2.2.1. Advantages: This form of preaching/teaching allows the pulpit to become a direct extension of the shepherding process rather than simply the result of where we left off in a book (which may or may not have any impact on the lives of those in attendance).  This is the only form of preaching/teaching we see in the New Testament (for example): Jesus (e.g. Sermon on the Mount address: Mat 5-7 = discipleship preaching addressing those issues most relevant to His audience [“You have heard that it was said”] and covering a wide range of texts in the Scripture) Paul = (e.g. Mars Hill: Act 17, his epistles: Rom, 1 and 2 Co, Gal, Eph, Col, 1 and 2 Th, 1 and 2 Ti, Tit, Phm = discipleship preaching addressing those issues most relevant to His audience and covering a wide range of texts in the Scripture) Peter (e.g. Pentecost: Act 2, his epistles: 1Pe and 2Pe = discipleship preaching addressing those issues most relevant to His audience and covering a wide range of texts in the Scripture) This is the form of preaching/teaching that has had the greatest impact on culture/society

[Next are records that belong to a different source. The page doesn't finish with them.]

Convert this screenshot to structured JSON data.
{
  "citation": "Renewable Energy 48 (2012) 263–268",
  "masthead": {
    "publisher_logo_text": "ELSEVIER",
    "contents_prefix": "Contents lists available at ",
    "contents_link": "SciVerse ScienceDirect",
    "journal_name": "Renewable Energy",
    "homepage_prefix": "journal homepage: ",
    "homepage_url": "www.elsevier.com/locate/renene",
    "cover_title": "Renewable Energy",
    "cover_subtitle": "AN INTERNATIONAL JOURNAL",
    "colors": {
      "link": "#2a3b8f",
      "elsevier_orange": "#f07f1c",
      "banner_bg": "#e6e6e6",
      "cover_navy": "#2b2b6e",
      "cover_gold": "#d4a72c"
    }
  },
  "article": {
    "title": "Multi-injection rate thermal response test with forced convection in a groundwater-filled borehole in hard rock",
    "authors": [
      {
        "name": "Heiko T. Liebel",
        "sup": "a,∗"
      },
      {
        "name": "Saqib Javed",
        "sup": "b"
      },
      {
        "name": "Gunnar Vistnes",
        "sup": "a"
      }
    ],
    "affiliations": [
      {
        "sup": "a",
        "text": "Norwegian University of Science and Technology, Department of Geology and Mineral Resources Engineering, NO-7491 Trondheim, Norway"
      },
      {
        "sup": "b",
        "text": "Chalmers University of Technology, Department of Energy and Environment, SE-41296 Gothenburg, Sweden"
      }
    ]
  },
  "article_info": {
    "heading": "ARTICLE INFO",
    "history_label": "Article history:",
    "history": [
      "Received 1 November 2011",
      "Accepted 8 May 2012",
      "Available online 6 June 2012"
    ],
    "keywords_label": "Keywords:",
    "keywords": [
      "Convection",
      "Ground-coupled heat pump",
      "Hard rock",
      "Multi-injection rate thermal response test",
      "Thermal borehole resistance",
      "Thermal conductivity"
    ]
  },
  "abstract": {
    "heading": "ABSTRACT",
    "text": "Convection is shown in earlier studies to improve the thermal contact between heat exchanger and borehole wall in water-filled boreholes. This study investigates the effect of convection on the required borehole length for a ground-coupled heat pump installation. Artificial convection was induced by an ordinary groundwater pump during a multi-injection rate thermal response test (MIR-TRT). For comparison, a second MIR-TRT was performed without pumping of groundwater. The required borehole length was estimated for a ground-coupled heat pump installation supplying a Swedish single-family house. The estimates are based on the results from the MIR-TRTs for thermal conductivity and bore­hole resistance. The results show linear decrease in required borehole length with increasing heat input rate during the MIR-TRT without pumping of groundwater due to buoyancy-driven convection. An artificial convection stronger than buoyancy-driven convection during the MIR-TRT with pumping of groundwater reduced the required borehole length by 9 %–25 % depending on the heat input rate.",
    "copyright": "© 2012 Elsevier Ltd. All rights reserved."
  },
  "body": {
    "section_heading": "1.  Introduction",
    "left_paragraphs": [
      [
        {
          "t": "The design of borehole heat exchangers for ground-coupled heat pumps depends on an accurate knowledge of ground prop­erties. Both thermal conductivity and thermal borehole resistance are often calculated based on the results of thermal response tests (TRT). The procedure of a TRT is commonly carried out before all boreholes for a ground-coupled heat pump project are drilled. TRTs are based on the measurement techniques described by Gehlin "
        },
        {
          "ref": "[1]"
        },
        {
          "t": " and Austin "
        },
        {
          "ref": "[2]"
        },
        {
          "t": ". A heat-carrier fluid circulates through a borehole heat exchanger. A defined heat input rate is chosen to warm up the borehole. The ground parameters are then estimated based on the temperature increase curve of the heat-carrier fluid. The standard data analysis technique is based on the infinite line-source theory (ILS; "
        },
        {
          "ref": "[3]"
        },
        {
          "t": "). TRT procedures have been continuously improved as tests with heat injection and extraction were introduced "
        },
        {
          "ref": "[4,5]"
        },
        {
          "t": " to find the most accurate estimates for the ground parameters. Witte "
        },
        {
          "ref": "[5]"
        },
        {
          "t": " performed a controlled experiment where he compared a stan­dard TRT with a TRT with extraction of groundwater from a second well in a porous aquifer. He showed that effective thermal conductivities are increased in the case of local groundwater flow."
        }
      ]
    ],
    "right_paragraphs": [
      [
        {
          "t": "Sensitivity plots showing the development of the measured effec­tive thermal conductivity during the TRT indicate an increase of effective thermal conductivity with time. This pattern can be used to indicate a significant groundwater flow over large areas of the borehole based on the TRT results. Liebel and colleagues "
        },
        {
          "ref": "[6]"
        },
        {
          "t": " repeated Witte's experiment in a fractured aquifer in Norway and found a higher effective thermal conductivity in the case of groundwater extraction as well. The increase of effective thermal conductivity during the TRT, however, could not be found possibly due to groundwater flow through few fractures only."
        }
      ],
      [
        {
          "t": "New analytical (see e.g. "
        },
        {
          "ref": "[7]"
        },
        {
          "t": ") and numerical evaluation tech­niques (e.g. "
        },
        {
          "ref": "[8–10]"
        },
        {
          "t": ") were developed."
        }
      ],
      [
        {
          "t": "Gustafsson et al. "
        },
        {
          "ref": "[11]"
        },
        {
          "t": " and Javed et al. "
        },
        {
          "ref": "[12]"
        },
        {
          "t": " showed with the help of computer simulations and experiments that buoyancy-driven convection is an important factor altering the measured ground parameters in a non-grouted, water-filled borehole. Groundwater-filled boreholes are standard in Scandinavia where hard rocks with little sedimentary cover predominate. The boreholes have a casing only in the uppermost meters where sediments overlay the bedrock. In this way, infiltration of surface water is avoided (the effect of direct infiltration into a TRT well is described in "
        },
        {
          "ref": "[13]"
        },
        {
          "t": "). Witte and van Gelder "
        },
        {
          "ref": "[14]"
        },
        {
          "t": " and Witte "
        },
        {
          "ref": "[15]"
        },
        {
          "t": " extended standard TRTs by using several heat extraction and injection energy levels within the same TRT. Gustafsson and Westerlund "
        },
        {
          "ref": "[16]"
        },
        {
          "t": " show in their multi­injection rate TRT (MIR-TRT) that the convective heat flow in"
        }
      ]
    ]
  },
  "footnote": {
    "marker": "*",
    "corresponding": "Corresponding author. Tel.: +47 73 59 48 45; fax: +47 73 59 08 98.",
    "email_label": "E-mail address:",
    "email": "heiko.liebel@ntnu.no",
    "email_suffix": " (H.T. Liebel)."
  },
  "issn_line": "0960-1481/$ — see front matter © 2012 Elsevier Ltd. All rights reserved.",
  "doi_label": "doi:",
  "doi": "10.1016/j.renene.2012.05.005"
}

“Any list of the 10 sermons which have most decisively influenced culture and society consists mostly if not entirely of topical sermons.” – D.A. Carson Lack of this form of preaching/teaching is why there is so much heresy and missing of the true gospel in the church.

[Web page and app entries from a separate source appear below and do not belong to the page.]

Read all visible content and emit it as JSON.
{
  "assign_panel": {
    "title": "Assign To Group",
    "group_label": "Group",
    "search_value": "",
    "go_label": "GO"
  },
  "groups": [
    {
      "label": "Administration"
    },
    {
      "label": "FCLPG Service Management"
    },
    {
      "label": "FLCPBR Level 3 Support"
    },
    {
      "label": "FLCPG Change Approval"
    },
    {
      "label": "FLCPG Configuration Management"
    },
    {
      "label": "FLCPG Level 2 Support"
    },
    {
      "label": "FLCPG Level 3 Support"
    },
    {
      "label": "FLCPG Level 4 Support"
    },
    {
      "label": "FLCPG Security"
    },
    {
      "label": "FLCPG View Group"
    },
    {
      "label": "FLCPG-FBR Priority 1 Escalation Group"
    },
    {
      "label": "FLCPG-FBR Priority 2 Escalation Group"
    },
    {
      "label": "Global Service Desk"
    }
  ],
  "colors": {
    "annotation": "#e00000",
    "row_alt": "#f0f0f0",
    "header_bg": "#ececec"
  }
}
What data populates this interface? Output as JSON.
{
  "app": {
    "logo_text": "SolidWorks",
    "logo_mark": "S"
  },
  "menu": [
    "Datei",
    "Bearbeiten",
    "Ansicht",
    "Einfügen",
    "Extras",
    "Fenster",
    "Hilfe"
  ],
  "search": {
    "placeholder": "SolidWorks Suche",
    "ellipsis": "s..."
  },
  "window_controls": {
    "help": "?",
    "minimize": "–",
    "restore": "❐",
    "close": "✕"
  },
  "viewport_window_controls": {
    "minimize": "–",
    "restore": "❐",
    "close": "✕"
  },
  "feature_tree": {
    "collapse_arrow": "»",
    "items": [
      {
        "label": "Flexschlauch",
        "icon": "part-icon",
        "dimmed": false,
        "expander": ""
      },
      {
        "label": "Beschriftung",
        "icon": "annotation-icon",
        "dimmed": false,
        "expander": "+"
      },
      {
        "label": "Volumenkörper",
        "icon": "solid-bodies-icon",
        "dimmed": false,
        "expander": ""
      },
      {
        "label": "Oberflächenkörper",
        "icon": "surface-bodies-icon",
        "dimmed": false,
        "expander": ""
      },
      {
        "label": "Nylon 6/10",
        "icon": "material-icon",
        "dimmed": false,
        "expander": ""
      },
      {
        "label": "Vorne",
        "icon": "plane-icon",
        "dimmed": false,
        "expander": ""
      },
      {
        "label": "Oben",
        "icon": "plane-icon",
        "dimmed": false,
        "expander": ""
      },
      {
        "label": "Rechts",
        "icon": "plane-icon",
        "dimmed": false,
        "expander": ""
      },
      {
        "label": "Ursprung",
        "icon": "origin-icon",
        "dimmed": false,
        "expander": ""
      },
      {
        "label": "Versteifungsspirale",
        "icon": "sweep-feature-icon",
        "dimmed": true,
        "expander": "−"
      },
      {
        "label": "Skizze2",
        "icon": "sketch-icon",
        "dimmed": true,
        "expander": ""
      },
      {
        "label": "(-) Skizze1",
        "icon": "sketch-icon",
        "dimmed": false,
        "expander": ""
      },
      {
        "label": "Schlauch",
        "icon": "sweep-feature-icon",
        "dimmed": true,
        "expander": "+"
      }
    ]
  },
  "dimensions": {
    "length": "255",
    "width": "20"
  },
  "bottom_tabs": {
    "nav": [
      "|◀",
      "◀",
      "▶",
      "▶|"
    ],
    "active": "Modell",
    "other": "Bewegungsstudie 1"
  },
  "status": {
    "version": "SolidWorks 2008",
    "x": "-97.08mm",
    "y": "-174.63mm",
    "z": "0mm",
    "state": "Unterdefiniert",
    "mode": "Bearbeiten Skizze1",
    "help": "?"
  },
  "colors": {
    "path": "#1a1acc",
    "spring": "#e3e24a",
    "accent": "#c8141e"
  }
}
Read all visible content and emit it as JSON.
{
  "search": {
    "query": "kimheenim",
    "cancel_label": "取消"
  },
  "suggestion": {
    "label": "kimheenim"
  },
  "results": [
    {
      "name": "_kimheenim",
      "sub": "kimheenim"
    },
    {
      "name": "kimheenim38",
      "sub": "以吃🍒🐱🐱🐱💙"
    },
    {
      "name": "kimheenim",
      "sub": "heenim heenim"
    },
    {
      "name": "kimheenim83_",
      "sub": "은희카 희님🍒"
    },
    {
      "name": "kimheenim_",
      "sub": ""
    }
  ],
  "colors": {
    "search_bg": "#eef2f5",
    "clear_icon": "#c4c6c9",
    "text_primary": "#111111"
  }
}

This was true in Jesus’ day just as it is now. The Jewish people failed to recognize Jesus b/c their leaders were not systematizing those aspects of His Messiahship so as to possess an accurate picture of Who He was and what His ministry would consist of. IOW: discipleship preaching/teaching was lacking and so also the people’s spiritual discernment. Hence the reason for Jesus taking the time to do this kind of preaching and systematizing (e.g. Luk 24:27; also Joh 5:39) This form of preaching/teaching does the best at demonstrating the sufficiency of Scripture to handle/answer all issues/questions

And what better time to do it than when we have our greatest attendance (the pulpit/worship service) (1Co 14:23-25).

[1] To accomplish either of these assumes not a change in the method, but rather the frequency with which it takes place in a given week. Cutting the time in half or by 75% would require the same magnitude of book study be done twice a week and/or four times a week respectively.

[2] See Doug Moo and R.C. H. Lenski’s commentaries on Romans and Leon Morris’ commentary on 1Thesslaonians.